'''

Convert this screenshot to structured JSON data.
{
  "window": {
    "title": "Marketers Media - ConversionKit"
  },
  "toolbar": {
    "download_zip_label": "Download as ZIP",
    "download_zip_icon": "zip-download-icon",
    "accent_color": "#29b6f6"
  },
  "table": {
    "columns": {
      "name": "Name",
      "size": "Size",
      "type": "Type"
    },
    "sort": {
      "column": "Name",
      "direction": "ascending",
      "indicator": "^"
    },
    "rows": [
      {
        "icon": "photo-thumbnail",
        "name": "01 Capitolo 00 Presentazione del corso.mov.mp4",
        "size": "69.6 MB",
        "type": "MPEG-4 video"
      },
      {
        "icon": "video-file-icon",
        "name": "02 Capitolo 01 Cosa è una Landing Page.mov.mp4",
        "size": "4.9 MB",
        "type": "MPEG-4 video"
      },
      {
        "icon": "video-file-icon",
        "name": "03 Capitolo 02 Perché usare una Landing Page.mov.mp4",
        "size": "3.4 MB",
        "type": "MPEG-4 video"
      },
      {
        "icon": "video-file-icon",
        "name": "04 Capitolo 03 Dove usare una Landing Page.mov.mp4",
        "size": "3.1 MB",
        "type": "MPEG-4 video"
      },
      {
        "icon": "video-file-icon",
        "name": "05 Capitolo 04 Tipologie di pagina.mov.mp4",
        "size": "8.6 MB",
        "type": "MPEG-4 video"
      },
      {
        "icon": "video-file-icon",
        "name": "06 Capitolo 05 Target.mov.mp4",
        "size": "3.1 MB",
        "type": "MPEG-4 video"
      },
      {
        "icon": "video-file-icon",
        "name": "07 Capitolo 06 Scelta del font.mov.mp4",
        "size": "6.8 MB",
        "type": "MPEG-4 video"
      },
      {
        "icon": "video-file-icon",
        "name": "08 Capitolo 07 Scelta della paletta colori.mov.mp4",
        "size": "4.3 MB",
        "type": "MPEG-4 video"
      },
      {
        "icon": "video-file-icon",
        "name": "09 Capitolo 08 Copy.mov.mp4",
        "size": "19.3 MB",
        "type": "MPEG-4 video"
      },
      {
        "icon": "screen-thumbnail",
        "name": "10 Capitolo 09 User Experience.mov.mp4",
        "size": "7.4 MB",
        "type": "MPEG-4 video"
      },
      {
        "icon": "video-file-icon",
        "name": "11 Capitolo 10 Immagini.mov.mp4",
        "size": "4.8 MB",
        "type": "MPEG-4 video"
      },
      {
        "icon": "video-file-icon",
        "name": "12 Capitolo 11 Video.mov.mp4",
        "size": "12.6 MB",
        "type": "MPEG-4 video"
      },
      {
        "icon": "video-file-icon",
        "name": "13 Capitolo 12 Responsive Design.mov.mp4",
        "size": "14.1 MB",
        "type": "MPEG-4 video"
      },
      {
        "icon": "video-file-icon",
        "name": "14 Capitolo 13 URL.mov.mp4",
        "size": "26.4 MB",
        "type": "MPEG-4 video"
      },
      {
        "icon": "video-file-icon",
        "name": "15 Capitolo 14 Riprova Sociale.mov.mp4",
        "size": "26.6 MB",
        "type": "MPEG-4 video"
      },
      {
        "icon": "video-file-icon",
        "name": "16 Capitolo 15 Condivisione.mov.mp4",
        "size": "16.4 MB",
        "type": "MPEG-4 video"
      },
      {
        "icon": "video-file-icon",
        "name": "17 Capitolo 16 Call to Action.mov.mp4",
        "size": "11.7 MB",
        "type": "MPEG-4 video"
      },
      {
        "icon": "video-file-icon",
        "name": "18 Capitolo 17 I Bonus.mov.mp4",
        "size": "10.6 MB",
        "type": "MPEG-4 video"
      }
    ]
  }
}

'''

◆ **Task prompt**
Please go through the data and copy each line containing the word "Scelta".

◆ **Answer to this exercise**
        "name": "07 Capitolo 06 Scelta del font.mov.mp4",
        "name": "08 Capitolo 07 Scelta della paletta colori.mov.mp4",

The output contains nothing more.